The photographs were taken around Williamson in West Virginia, a prominent railhead on the Pocahontas Division of the Norfolk & Southern Railroad. This once booming coal railroad still carries the black gold but things have changed since the heyday and the towns along the route are now desolate and run down. Despite this the spirit of the people remain, both of the residents and the crews and staff along the line. As politicians angst and promise to help, the railway rumbles on.

This volume is the result of a long contemplation by the author of places and people and how the railways they serve interact. The book demands study and thought and can be an inspiration to us today. In these times of travel restrictions when we are looking much closer to home for our images than usual, this book helps us to look and think that little bit harder.
Dafydd Whyles .

The Railroad and the Art of Place, David Kahler.

Published by Center for Railroad Photography & Art

ISBN 978-0-692-74877-0

£38 – £46

This latest offering from the CRPA follows the tradition of focusing on a particular theme or photographer — in this case J. Parker Lamb, or Parker as he was known. He came to notice as a 20 year-old, having his first photograph published in TRAINS magazine in 1954 and in the following year being part of a feature on top railway photographers of the time.

Operating in Mississippi and Alabama, Parker became known for creative use of light and composition. As was the case in the UK, where many of the established photographers turned away from railways with the passing of steam, a few in the US carried on, turning their gaze to diesels and working out how they could photograph them in interesting ways and show the characteristics unique to them. Parker, along with a handful of others, pushed boundaries in US railway photography as Colin Gifford and others did in the UK about ten years later.

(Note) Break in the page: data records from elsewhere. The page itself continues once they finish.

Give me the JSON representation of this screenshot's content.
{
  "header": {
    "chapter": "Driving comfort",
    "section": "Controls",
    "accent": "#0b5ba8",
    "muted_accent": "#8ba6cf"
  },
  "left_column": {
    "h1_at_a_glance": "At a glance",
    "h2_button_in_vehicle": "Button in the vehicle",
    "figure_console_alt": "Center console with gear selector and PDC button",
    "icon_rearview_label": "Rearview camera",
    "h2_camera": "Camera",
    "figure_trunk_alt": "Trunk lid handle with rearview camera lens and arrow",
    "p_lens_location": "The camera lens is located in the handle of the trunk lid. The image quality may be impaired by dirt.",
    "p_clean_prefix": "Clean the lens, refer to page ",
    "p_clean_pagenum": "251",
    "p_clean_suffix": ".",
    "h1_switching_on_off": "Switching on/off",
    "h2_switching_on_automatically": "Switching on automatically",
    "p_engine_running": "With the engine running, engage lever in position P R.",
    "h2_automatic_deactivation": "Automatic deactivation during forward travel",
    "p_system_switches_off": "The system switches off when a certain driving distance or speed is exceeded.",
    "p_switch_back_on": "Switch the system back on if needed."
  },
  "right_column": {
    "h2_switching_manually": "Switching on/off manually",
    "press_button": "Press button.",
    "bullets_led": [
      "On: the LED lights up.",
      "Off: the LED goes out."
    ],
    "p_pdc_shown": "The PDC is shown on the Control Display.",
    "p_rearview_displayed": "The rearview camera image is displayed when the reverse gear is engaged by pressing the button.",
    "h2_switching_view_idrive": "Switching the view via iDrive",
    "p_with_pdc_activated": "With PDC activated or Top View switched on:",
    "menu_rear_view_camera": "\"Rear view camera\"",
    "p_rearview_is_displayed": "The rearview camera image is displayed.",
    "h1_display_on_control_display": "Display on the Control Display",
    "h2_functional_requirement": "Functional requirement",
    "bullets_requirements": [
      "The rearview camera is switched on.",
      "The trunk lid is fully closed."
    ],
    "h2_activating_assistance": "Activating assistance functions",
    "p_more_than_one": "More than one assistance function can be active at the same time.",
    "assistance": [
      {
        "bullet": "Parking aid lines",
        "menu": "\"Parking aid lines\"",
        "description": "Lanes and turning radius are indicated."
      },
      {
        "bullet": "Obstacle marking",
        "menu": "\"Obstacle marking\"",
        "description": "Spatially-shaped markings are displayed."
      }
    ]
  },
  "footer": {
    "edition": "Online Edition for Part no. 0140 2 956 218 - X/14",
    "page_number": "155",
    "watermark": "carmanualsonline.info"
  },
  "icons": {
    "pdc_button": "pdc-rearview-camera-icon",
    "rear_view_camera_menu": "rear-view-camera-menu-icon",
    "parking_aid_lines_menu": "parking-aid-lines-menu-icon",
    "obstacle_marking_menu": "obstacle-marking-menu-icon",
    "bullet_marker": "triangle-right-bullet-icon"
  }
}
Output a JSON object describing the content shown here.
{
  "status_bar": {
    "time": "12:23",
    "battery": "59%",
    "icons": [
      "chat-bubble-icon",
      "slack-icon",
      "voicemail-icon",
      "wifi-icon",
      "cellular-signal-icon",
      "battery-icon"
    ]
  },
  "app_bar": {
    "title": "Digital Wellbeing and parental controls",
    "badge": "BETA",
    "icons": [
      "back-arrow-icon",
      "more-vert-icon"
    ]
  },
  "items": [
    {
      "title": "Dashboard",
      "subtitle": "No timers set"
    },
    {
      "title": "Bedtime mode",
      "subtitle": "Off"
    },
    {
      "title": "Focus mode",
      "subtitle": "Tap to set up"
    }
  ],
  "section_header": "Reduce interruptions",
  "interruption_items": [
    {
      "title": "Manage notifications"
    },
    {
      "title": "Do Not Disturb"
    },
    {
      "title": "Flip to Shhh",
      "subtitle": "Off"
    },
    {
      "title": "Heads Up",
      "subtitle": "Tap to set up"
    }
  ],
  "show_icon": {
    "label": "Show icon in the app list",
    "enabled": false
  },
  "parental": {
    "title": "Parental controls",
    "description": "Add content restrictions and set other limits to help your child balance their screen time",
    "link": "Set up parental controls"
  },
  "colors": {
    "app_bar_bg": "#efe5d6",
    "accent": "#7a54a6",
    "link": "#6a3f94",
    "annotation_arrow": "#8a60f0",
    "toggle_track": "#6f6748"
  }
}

The 200 or so Black & White images in the book are nearly all reproduced full-page, to the usual stunning high quality we have come to expect from the CRPA. Not all of the images are ‘blow-your-socks-off’ masterpieces, but nearly every one is fascinating in style and subject-matter. I found five or six truly memorable images, taken in the 1960s, using techniques still not seen here today. Admittedly, Parker operated in a different world from that of UK railways, but nothing of the kind was being done anywhere at the time. This is truly exceptional work.

The book rewards studied contemplation. It is easy to skim through it and think there isn’t anything exceptional in it. But study the images, and imagine standing there with him. How would we have photographed the scene? What would we have seen or wanted to show? This is an inspirational volume which I highly recommend.
Dafydd Whyles.

The Railroad and the Art of Place, David Kahler.

Published by Center for Railroad Photography & Art

ISBN 978-0-692-74877-0

£38 – £46

This was my first railway book in the mid 1970’s and provided the inspiration to attempt a different style of photography, which wasn’t common at the time. It was the first book in what was to become a series by Cooper-Smith.

The 80 pages are packed full of mainly black & white images with an 8 page colour section in the centre. Some are what could be termed ‘bog standard front three-quarter’ views but there are some gems lurking within.

To a youngster in the north-west, the locations featured in the book were just to dream of and seemed very much out of reach. I’m happy to say that many of them have now been visited, although the traction has changed and some are now rather overgrown!

Stand out images for me would be the 40 on Cartics passing Moorcock Inn at Garsdale at dusk along with another 40 set against the setting sun near Innerwick (Scotland) with a telegraph pole silhouetted against the sky. Both the previous images were easily trumped by a 37 crossing Sleekburn Viaduct on a coal train from Ashington colliery. Set against the sun complete with reflection it’s wonderful considering the technology available in 1973 and I was happy to bag something similar myself in 2019.

All in all a book worth having residing in your collection.

Terry Callaghan.

British Rail Album No1 North & East, J.H.Cooper-Smith

Published by Ian Allan

ISBN 978-0711006140

Around £7 second hand

Phoenix R.p.c.

Creative Railway Photography